Requirement. Search the records for the string "назад". Copy each line where it occurs.
====== Input material ======
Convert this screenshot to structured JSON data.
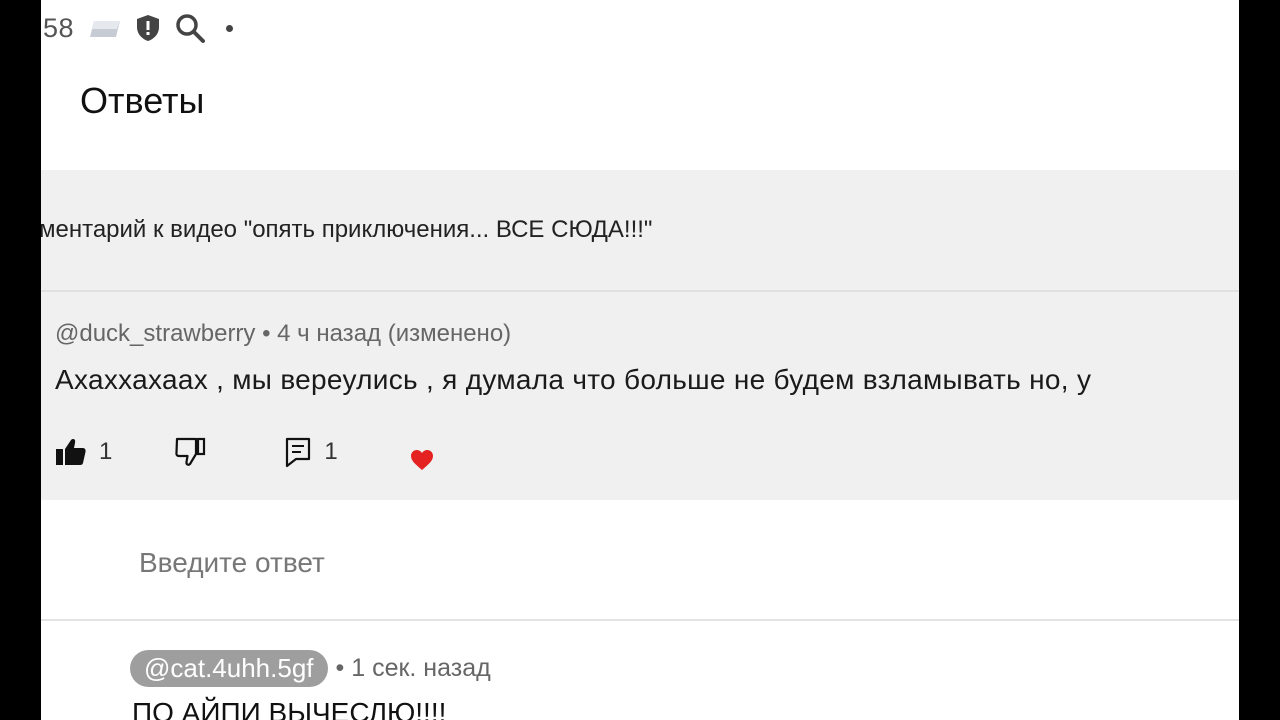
{
  "status_bar": {
    "time": "58",
    "icons": [
      "gallery-icon",
      "shield-icon",
      "search-icon",
      "dot-icon"
    ]
  },
  "header": {
    "title": "Ответы"
  },
  "context": {
    "video_reference": "ментарий к видео \"опять приключения... ВСЕ СЮДА!!!\""
  },
  "comment": {
    "meta": "@duck_strawberry • 4 ч назад (изменено)",
    "text": "Ахаххахаах , мы вереулись , я думала что больше не будем взламывать но, у",
    "likes": "1",
    "replies": "1",
    "icons": {
      "like": "thumbs-up-icon",
      "dislike": "thumbs-down-icon",
      "reply": "reply-icon",
      "heart": "heart-icon"
    },
    "heart_color": "#e52222"
  },
  "reply_box": {
    "placeholder": "Введите ответ"
  },
  "reply": {
    "author": "@cat.4uhh.5gf",
    "time": "• 1 сек. назад",
    "text": "ПО АЙПИ ВЫЧЕСЛЮ!!!!"
  }
}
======
Task solution.
    "meta": "@duck_strawberry • 4 ч назад (изменено)",
    "time": "• 1 сек. назад",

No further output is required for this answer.